Atomic Bombing On Nagasaki, Japan

Atomic bombing on Nagasaki, Japan. August 9th marked the 66th anniversary of the U.S. dropping an atomic bomb on Nagasaki. Just 3 days earlier, the U.S. had dropped one on Hiroshima. These two events are the only use of nuclear weapons in war to date.

In Nagasaki about 80,000 people were killed, and about 140,000 died in Hiroshima. As in past years, a bell rang out in a prayer for peace and bomb victims who were children during the attack sang a Japanese song called “Never Again.” U.S. Charge d’Affaires James P. Zumwalt, the first American representative to visit the Nagasaki memorial, said in a statement that President Barack Obama hoped to work with Japan toward his goal “of realizing a world without nuclear weapons.” A commitment Japan has made repeatedly since the war.

Japan now faces another threat from radiation 66 years later stemming from the Fukushima Daiichi Nuclear Power Station meltdown caused by the massive earthquake that hit in March. ‘How has it come that we are threatened once again by the fear of radiation?’ Nagasaki Mayor Tomihisa Taue asked. ‘Have we lost our awe of nature? Have we become overconfident in the control we wield as human beings? Have we turned away from our responsibility for the future?’

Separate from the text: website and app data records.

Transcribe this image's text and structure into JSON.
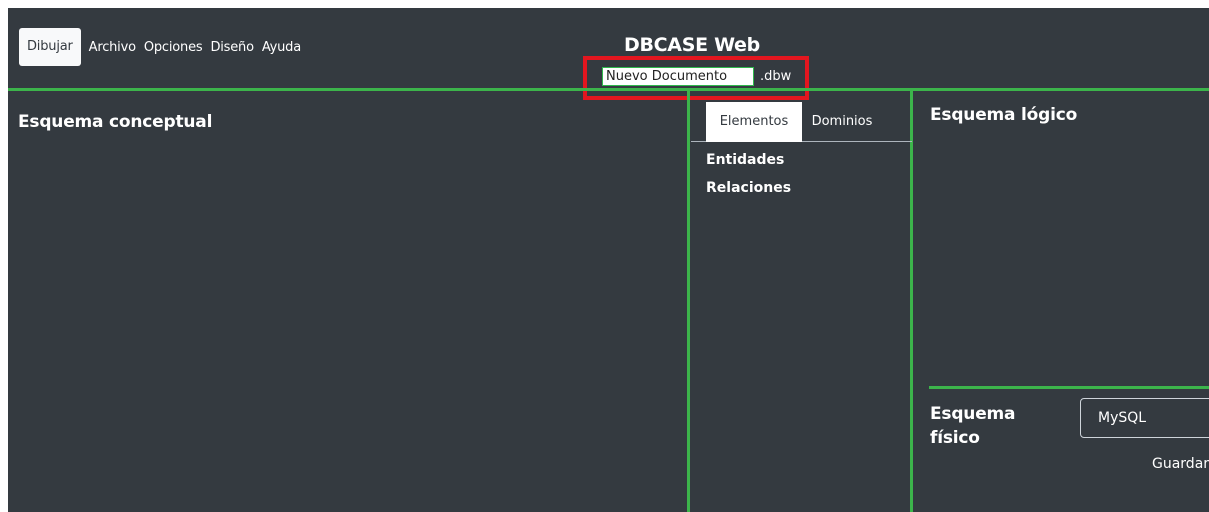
{
  "header": {
    "menu": [
      "Dibujar",
      "Archivo",
      "Opciones",
      "Diseño",
      "Ayuda"
    ],
    "app_title": "DBCASE Web",
    "document_name": "Nuevo Documento",
    "document_extension": ".dbw"
  },
  "conceptual": {
    "title": "Esquema conceptual"
  },
  "palette": {
    "tabs": [
      "Elementos",
      "Dominios"
    ],
    "active_tab": "Elementos",
    "items": [
      "Entidades",
      "Relaciones"
    ]
  },
  "logical": {
    "title": "Esquema lógico"
  },
  "physical": {
    "title": "Esquema físico",
    "db_selected": "MySQL",
    "save_label": "Guardar"
  },
  "colors": {
    "background": "#343a40",
    "divider": "#3cb44b",
    "highlight": "#e3161f"
  }
}
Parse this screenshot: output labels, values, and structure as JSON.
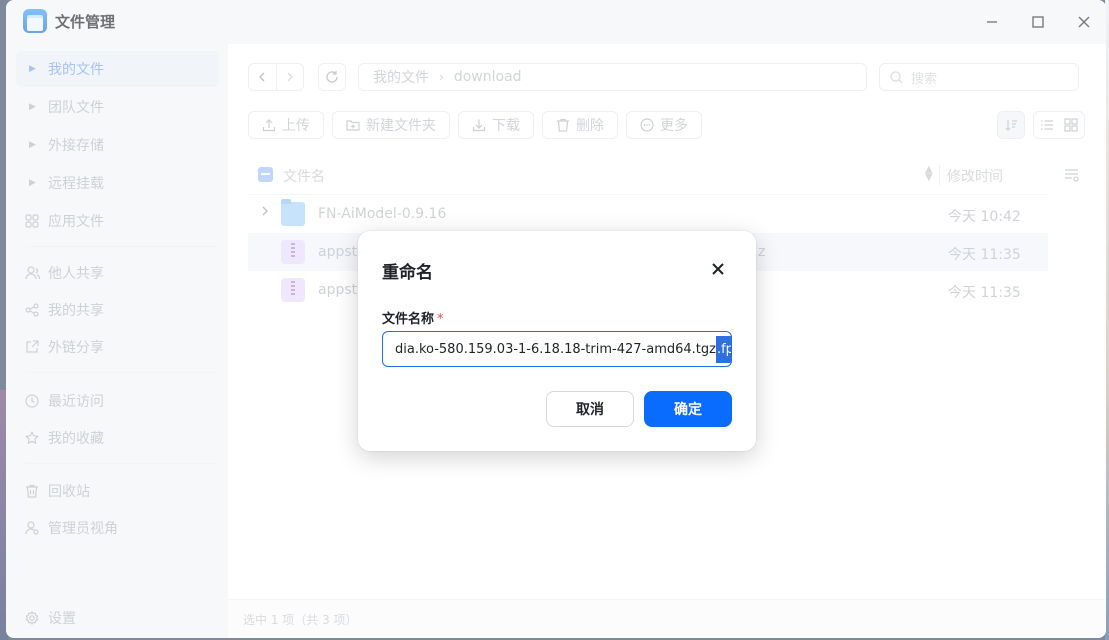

“Why must this nation that has so long fought for bomb victims once again live in fear of radiation?” Taue said. “The time has come to thoroughly talk about what kind of society we want and make a choice.”

Six days after the detonation over Nagasaki, on August 15, Japan announced its surrender to the Allied Powers, signing the Instrument of Surrender on September 2, officially ending the Pacific War and therefore World War II. Germany had signed its Instrument of Surrender on May 7, ending the war in Europe. The bombings led, in part, to post-war Japan’s adopting Three Non-Nuclear Principles, forbidding the nation from nuclear armament. The role of the bombings in Japan’s surrender and the U.S.’s ethical justification for them, as well as their strategic importance, is still debated.

By: Bill Waters
Published: Aug 9, 2021
Stay ConnectedSocial

FacebookAdd our Facebook page to receive updates and participate in new tools and features. It's a great way to stay connected with all the latest news.

TwitterReceive daily bite-sized updates by following us on Twitter. Receive Tweet-sized 140-character updates on your mobile phone device or PC.

RSSSubscribe to our daily RSS feed to get the latest national news stories. We offer a feed for every topic including business, entertainment, health, politics, science & technology, travel and more.

World NewsWorld